**Exercise**
Find each line below that includes "make", then copy it.

**Data excerpts**
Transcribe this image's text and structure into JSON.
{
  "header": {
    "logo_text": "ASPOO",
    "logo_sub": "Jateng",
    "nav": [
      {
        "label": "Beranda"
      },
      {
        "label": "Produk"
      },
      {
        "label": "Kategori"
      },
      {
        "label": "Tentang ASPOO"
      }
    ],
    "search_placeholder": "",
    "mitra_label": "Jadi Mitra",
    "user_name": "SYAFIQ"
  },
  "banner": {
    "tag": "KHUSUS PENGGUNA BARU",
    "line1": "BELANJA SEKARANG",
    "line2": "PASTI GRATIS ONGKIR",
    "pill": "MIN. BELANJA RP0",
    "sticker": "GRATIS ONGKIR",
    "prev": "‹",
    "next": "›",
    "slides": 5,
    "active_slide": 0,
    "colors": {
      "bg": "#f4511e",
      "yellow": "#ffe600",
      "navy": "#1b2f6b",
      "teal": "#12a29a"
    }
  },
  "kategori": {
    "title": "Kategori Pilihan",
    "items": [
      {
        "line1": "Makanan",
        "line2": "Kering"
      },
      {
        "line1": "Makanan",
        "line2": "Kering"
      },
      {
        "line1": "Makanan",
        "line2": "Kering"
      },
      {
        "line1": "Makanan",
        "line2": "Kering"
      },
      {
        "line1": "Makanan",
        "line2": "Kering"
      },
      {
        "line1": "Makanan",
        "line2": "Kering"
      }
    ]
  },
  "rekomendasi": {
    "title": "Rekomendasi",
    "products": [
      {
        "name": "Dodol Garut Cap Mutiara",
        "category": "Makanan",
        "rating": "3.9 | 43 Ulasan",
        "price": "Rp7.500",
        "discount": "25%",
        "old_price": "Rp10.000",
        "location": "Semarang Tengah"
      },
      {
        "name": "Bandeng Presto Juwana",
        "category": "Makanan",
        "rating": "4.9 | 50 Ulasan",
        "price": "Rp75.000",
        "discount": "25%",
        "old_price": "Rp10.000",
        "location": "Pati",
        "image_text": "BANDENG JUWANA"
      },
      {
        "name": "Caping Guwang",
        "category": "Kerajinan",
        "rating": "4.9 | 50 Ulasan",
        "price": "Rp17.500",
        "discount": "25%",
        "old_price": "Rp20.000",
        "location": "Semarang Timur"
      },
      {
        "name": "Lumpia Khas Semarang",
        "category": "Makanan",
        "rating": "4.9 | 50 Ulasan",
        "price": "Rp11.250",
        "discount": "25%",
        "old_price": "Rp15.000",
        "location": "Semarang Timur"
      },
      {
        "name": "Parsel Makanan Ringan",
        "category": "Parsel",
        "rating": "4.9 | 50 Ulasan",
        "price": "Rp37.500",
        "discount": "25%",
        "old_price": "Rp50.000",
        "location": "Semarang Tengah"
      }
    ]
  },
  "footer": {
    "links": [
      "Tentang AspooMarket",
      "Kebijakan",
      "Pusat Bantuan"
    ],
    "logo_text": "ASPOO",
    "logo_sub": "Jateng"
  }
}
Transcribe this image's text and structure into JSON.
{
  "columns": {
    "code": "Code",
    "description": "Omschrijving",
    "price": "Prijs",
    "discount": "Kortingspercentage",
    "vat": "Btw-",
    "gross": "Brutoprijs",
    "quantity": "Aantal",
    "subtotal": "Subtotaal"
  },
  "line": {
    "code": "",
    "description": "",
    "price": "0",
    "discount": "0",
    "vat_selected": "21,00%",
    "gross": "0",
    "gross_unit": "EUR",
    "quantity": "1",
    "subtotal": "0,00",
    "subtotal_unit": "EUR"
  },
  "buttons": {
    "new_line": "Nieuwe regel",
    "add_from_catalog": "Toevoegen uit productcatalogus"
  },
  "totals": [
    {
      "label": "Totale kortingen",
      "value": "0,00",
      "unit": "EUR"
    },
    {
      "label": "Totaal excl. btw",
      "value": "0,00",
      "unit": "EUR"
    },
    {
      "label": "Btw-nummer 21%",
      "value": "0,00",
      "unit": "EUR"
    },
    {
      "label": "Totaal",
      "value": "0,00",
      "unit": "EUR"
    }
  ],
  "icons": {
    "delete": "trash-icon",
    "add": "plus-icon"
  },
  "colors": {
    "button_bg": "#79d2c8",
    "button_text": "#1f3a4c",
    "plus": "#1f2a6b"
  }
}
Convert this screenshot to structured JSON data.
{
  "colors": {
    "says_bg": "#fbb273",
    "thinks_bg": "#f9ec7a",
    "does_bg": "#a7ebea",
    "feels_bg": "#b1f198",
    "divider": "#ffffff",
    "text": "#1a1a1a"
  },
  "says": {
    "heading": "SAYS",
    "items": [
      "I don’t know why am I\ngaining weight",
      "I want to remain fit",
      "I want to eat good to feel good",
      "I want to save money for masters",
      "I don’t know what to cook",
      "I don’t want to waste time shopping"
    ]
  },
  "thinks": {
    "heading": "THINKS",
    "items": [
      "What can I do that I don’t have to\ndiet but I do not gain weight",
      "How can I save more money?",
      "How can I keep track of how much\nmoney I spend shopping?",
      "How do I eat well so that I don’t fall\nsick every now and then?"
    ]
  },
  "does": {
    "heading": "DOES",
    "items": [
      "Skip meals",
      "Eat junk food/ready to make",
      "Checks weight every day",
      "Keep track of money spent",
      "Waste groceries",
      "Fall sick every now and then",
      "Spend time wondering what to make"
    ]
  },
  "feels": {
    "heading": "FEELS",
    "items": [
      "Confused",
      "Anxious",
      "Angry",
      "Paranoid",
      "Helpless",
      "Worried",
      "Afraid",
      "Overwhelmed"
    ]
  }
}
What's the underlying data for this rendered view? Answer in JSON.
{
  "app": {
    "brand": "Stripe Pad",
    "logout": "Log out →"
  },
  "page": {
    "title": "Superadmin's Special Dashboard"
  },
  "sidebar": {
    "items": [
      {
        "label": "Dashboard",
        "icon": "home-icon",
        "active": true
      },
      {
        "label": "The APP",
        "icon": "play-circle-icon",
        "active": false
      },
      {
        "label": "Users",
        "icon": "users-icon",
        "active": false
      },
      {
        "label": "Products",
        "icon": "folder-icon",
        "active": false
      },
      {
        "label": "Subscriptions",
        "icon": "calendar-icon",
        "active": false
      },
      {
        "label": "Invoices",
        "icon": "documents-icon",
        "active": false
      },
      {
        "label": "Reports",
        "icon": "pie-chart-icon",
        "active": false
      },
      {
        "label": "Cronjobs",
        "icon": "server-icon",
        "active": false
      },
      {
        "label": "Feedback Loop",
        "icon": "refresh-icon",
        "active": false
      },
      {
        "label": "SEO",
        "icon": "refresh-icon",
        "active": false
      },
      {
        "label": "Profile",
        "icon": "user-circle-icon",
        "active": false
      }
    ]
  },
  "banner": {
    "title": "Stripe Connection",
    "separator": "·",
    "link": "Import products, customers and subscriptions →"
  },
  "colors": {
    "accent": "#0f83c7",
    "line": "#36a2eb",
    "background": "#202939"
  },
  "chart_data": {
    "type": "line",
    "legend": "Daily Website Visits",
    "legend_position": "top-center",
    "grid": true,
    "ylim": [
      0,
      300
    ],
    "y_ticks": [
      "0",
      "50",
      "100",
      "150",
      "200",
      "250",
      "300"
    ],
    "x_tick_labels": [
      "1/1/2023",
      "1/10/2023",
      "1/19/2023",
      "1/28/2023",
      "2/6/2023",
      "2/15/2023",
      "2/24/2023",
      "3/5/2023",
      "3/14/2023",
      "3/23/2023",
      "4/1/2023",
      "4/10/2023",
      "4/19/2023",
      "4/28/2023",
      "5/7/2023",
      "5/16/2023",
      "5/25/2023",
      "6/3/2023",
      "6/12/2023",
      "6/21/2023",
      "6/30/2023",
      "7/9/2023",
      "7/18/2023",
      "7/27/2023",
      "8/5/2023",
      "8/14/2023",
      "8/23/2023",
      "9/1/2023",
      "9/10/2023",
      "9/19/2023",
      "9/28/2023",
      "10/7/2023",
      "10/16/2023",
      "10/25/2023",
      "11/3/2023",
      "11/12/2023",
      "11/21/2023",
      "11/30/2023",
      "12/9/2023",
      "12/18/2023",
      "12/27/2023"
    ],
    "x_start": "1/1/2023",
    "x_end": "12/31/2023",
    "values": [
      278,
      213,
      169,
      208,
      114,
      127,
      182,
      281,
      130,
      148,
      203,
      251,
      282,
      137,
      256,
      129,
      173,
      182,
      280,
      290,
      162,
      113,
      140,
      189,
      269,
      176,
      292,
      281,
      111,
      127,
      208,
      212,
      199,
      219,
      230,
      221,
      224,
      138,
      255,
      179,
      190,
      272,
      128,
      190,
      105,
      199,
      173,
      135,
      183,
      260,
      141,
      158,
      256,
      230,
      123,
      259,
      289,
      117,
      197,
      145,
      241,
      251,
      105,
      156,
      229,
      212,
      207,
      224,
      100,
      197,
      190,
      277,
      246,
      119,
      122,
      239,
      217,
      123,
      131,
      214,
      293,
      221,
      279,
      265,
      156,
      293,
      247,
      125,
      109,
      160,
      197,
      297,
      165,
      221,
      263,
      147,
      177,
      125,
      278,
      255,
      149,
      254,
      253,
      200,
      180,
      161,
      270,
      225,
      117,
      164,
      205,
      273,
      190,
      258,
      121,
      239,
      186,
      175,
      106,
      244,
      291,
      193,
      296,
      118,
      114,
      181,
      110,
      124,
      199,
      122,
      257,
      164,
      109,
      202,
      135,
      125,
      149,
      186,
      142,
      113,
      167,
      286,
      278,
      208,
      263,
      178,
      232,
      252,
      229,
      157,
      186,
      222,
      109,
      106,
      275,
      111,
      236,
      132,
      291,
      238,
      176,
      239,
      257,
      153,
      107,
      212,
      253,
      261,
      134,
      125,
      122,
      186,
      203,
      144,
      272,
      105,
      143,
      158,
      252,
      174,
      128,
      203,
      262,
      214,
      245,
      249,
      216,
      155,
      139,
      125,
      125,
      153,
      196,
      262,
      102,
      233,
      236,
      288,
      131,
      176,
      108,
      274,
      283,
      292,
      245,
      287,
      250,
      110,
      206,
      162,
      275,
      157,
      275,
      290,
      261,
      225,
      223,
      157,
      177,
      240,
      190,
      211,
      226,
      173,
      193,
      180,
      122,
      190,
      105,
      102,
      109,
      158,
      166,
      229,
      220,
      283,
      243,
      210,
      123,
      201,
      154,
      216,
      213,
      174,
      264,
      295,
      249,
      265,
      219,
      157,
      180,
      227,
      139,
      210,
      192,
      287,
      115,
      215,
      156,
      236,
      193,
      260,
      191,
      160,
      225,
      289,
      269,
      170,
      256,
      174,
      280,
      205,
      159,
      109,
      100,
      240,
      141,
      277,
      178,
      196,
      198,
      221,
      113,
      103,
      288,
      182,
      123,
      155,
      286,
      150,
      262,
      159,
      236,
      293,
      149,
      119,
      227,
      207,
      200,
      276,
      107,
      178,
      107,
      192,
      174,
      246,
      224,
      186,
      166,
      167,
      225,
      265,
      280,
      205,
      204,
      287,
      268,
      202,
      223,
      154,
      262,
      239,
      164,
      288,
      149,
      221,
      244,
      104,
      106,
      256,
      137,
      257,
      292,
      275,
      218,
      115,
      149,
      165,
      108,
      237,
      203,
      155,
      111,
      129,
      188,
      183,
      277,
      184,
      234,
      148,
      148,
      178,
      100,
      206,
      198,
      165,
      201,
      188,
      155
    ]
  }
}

**Solution**
      "Eat junk food/ready to make",
      "Spend time wondering what to make"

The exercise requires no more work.